Compare and contrast to many English social housing estates with their acres of unused and unusable grass, their ‘No Ball Games’ signs, their lack of private gardens and defensible space, their restrictive management practices

Inside Housing used to run a feature called ‘Development of the Week’ (perhaps they still do, I never see the magazine). If this was our best then I would hate to see the worst.

Invariably, the photographs showed unimaginative design, brickwork lacking in variety or decoration, shallow roofs without eaves, or high pitched roofs with no useable space in the loft, plastic windows flush with brickwork, stick-on porches, knee-rail fences, acres of tarmac and useless grass, bleak private gardens, or none, unimaginative planting, grass areas with little amenity use other than for dog-messing, the ubiquitous ‘No Ball Games’ signs. Only one thing was missing from these photographs, a big sign with a pointy arrow saying “SOCIAL HOUSING – POOR PEOPLE LIVE HERE”.

We can and must do better. There is an old adage, ‘buy cheap, buy twice’, and the same could be said of social housing – ‘build cheap, build twice’. I have recently been reading ‘Cook’s Camden’ – a description of the homes built under the leadership of Camden’s Borough architect Sydney Cook in the 1960s and ‘70s. Over this period, Camden was building up to 3,000 homes a year and many of them were high quality, bespoke homes in some of the leafiest parts of the Borough (often in the face of fierce opposition from rich nimby neighbours).

Today, architectural students from around the world make the pilgrimage to view them and no objective person would immediately label them as social housing. They epitomise the vision of Aneurin Bevan of “...the living tapestry of a mixed community… where the doctor, the grocer, the butcher and the farm labourer all lived in the same street”.

Whatever the constraints of grant or funding, if we are to challenge stigmatisation, we absolutely must do better, by building homes that are well-designed and spacious, that blend into their surroundings and will still be popular a hundred years from now. Above all, residents must be better involved in shaping the appearance of their homes and their neighbourhoods.

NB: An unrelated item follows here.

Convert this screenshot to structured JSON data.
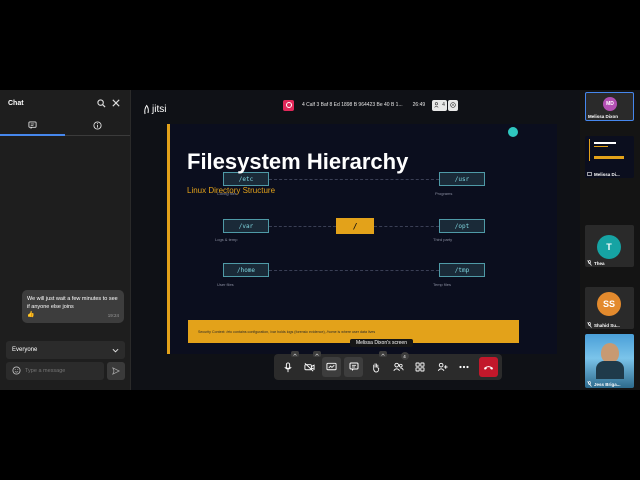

(This article first appeared in the Spring 2019 edition of HQN’s Governor magazine)